Wednesday, 11 November 2015
Cameron's EU demands - much ado about very little
David Cameron has today sent his letter to the President of the European Council with details of the demands which he says must be satisfied if he and his party are to campaign for the UK to remain in the EU. I certainly haven't read all the letter, and don't intend to, but from the BBC's summary of the contents, though embarrassingly mean and petty, they don't seem to amount to much.
1. Britain to "opt out" of "ever closer union." Britain seems to be the EU member specialising in opting out, but "ever closer union" us an aspiration from a more optimistic age. At the moment it isn't fashionable but I believe it should remain and, when the time is ripe, we should move in that direction, just as, when the time is even riper, we should move to "ever closer union" in the UN. The politically independent nation state is a dangerous anachronism which has caused insufferable misery in the past, and the sooner we have politicians with the vision to move away from it the better.
2."Cutting red tape." This is an easy target which sounds great until you ask which regulations the proposer would like to be rid of. I suspect what Cameron has largely in mind are those regulations which protect workers and families from exploitation.

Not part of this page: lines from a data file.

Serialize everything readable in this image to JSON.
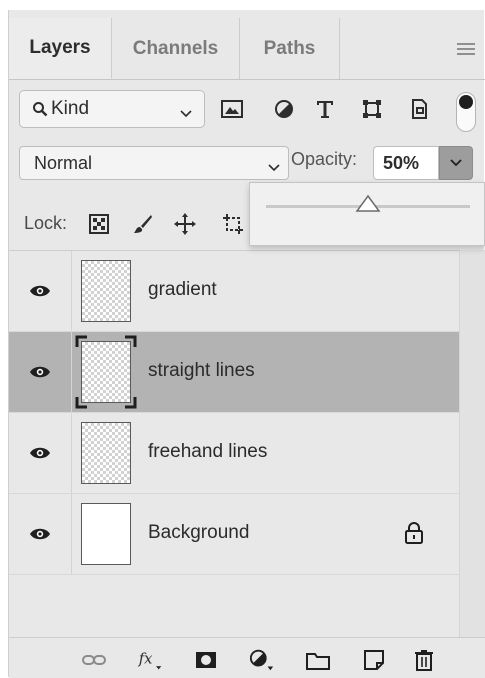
{
  "tabs": [
    {
      "label": "Layers",
      "active": true
    },
    {
      "label": "Channels",
      "active": false
    },
    {
      "label": "Paths",
      "active": false
    }
  ],
  "filter": {
    "kind_label": "Kind",
    "icons": [
      "pixel-filter-icon",
      "adjustment-filter-icon",
      "type-filter-icon",
      "shape-filter-icon",
      "smart-object-filter-icon"
    ]
  },
  "blend": {
    "mode": "Normal",
    "opacity_label": "Opacity:",
    "opacity_value": "50%",
    "slider_value": 0.5
  },
  "lock": {
    "label": "Lock:",
    "icons": [
      "lock-transparent-pixels-icon",
      "lock-image-pixels-icon",
      "lock-position-icon",
      "lock-artboard-icon"
    ]
  },
  "layers": [
    {
      "name": "gradient",
      "visible": true,
      "selected": false,
      "thumb": "transparent",
      "locked": false
    },
    {
      "name": "straight lines",
      "visible": true,
      "selected": true,
      "thumb": "transparent",
      "locked": false
    },
    {
      "name": "freehand lines",
      "visible": true,
      "selected": false,
      "thumb": "transparent",
      "locked": false
    },
    {
      "name": "Background",
      "visible": true,
      "selected": false,
      "thumb": "white",
      "locked": true
    }
  ],
  "footer_icons": [
    "link-layers-icon",
    "fx-icon",
    "add-mask-icon",
    "adjustment-layer-icon",
    "new-group-icon",
    "new-layer-icon",
    "delete-layer-icon"
  ],
  "colors": {
    "panel_bg": "#e8e8e8",
    "selected_row": "#b3b3b3",
    "opacity_dropdown": "#9d9d9d"
  }
}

Personally I'm anxious to keep these, and rather pleased that the EU's regulations have, for example, forced us to clean up our beaches and are setting targets for such desirables as renewable energy sources.
3. No special privileges to Eurozone members above those available to those too chicken to join. Well, the way to get round that is to join the Euro. Yes, I know Gordon Brown is much praised, even by the Tories, for keeping us out, but it is my belief that it and we would be stronger and have fewer problems if we were in. And I'm pretty certain that, if it survives, which I hope it will, we shall one day be begging to join. It's worth remembering that, although the £ is said to be currently "strong" against the Euro, it is not yet back to the price we had to pay for one at the beginning (70.58 p. - we have to pay 71.11p today and for most of the past 15 years, despite all the Euro's troubles, we've had to pay more.) My guess is that when the value of the £ falls so that we have to pay £1 for every €1 we'll come round to joining.

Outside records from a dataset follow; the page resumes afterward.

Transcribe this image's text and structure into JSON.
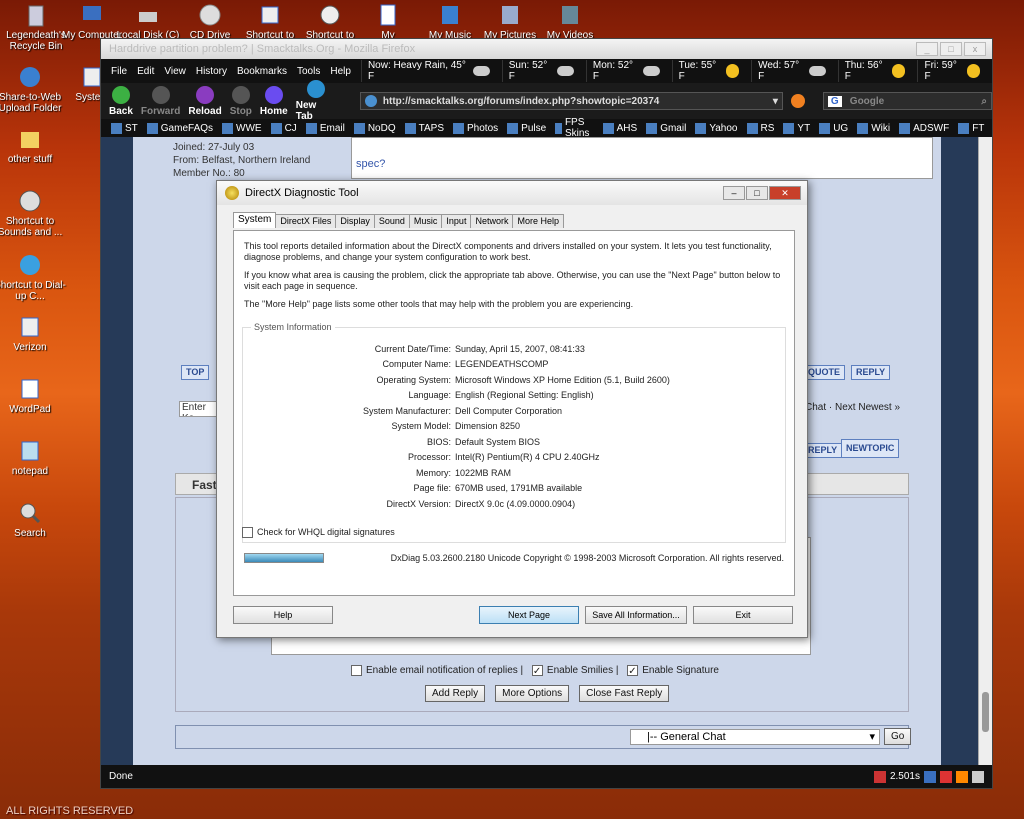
{
  "desktop": {
    "icons": [
      {
        "label": "Legendeath's Recycle Bin"
      },
      {
        "label": "Share-to-Web Upload Folder"
      },
      {
        "label": "other stuff"
      },
      {
        "label": "Shortcut to Sounds and ..."
      },
      {
        "label": "Shortcut to Dial-up C..."
      },
      {
        "label": "Verizon"
      },
      {
        "label": "WordPad"
      },
      {
        "label": "notepad"
      },
      {
        "label": "Search"
      }
    ],
    "top_icons": [
      {
        "label": "My Computer"
      },
      {
        "label": "Local Disk (C)"
      },
      {
        "label": "CD Drive"
      },
      {
        "label": "Shortcut to"
      },
      {
        "label": "Shortcut to"
      },
      {
        "label": "My"
      },
      {
        "label": "My Music"
      },
      {
        "label": "My Pictures"
      },
      {
        "label": "My Videos"
      },
      {
        "label": "System"
      }
    ],
    "footer": "ALL RIGHTS RESERVED"
  },
  "browser": {
    "title": "Harddrive partition problem? | Smacktalks.Org - Mozilla Firefox",
    "menu": [
      "File",
      "Edit",
      "View",
      "History",
      "Bookmarks",
      "Tools",
      "Help"
    ],
    "weather": [
      {
        "label": "Now: Heavy Rain, 45° F"
      },
      {
        "label": "Sun: 52° F"
      },
      {
        "label": "Mon: 52° F"
      },
      {
        "label": "Tue: 55° F"
      },
      {
        "label": "Wed: 57° F"
      },
      {
        "label": "Thu: 56° F"
      },
      {
        "label": "Fri: 59° F"
      }
    ],
    "nav": {
      "back": "Back",
      "forward": "Forward",
      "reload": "Reload",
      "stop": "Stop",
      "home": "Home",
      "new_tab": "New Tab"
    },
    "url": "http://smacktalks.org/forums/index.php?showtopic=20374",
    "search_placeholder": "Google",
    "bookmarks": [
      "ST",
      "GameFAQs",
      "WWE",
      "CJ",
      "Email",
      "NoDQ",
      "TAPS",
      "Photos",
      "Pulse",
      "FPS Skins",
      "AHS",
      "Gmail",
      "Yahoo",
      "RS",
      "YT",
      "UG",
      "Wiki",
      "ADSWF",
      "FT"
    ],
    "status": "Done",
    "status_right": "2.501s"
  },
  "forum": {
    "joined": "Joined: 27-July 03",
    "from": "From: Belfast, Northern Ireland",
    "member_no": "Member No.: 80",
    "post_text": "spec?",
    "top_btn": "TOP",
    "quote_btn": "QUOTE",
    "reply_btn": "REPLY",
    "search_placeholder": "Enter Ke",
    "nav_links": "Chat · Next Newest »",
    "reply_btn2": "REPLY",
    "newtopic_btn": "NEWTOPIC",
    "fast_reply": "Fast R",
    "enable_email": "Enable email notification of replies |",
    "enable_smilies": "Enable Smilies |",
    "enable_signature": "Enable Signature",
    "add_reply": "Add Reply",
    "more_options": "More Options",
    "close_fast_reply": "Close Fast Reply",
    "jump_select": "|-- General Chat",
    "go": "Go"
  },
  "dxdiag": {
    "title": "DirectX Diagnostic Tool",
    "tabs": [
      "System",
      "DirectX Files",
      "Display",
      "Sound",
      "Music",
      "Input",
      "Network",
      "More Help"
    ],
    "para1": "This tool reports detailed information about the DirectX components and drivers installed on your system.  It lets you test functionality, diagnose problems, and change your system configuration to work best.",
    "para2": "If you know what area is causing the problem, click the appropriate tab above.  Otherwise, you can use the \"Next Page\" button below to visit each page in sequence.",
    "para3": "The \"More Help\" page lists some other tools that may help with the problem you are experiencing.",
    "sysinfo_legend": "System Information",
    "rows": [
      {
        "k": "Current Date/Time:",
        "v": "Sunday, April 15, 2007, 08:41:33"
      },
      {
        "k": "Computer Name:",
        "v": "LEGENDEATHSCOMP"
      },
      {
        "k": "Operating System:",
        "v": "Microsoft Windows XP Home Edition (5.1, Build 2600)"
      },
      {
        "k": "Language:",
        "v": "English (Regional Setting: English)"
      },
      {
        "k": "System Manufacturer:",
        "v": "Dell Computer Corporation"
      },
      {
        "k": "System Model:",
        "v": "Dimension 8250"
      },
      {
        "k": "BIOS:",
        "v": "Default System BIOS"
      },
      {
        "k": "Processor:",
        "v": "Intel(R) Pentium(R) 4 CPU 2.40GHz"
      },
      {
        "k": "Memory:",
        "v": "1022MB RAM"
      },
      {
        "k": "Page file:",
        "v": "670MB used, 1791MB available"
      },
      {
        "k": "DirectX Version:",
        "v": "DirectX 9.0c (4.09.0000.0904)"
      }
    ],
    "whql": "Check for WHQL digital signatures",
    "copyright": "DxDiag 5.03.2600.2180 Unicode  Copyright © 1998-2003 Microsoft Corporation.  All rights reserved.",
    "buttons": {
      "help": "Help",
      "next": "Next Page",
      "save": "Save All Information...",
      "exit": "Exit"
    }
  }
}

4. Migrant workers form the EU can't claim "in work" benefits until they've lived here for four years. This is ridiculous special pleading. Cameron and much of the business community want to have their cake and eat it.. For them the "single market" seems to mean that British manufacturers and financial operators should be free to trade with the rest of the EU on the same terms as everyone else, including the domestic traders. but when it comes to labour, oh no, the free market shouldn't operate. What nonsense. If it's a free market for goods, capital, and services, especially financial services, then it should be a free market for labour, so EU workers in the UK should enjoy the same conditions as British workers If Britain wishes to dispense with "in-work benefits" then we should force employers to genuinely living wages.

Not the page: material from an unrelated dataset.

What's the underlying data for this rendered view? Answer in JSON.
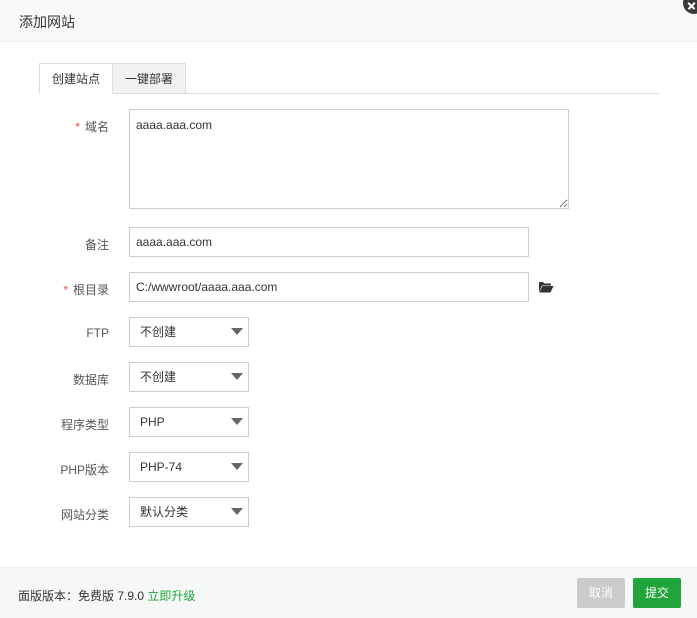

David Cameron is a superficially nice man who is good at presenting his party's policies in a favourable light. But it takes more than that to be a successful prime minister. In particular he seems to lack judgement, or is it backbone? By his mishandling of the Scottish quest for independence (making an unnecessary "vow" of further substantial devolution to avoid a "Yes" vote, then the morning after turning the issue to one of "English votes for English laws,"and now, according to the SNP, reneging on his devolution promises) he is in danger of being the prime minister who presided over the break-up of the UK. And by caving in to his Eurosceptic back-benchers and in fear of UKIP he has made his silly promise of a referendum, he is in danger of removing us from on of the most exciting and progressive political ventures of modern times.
Britain has real problems: distressingly low productivity; sluggish and unbalanced growth; rising inequality; a desperate housing crisis; a staggeringly high balance of payments deficit; a health service teetering on the brink of financial collapse It is disgraceful that, rather than focusing on solving these problems our attention for the next eighteen months or so will be distracted by nonsensical posturing about Europe.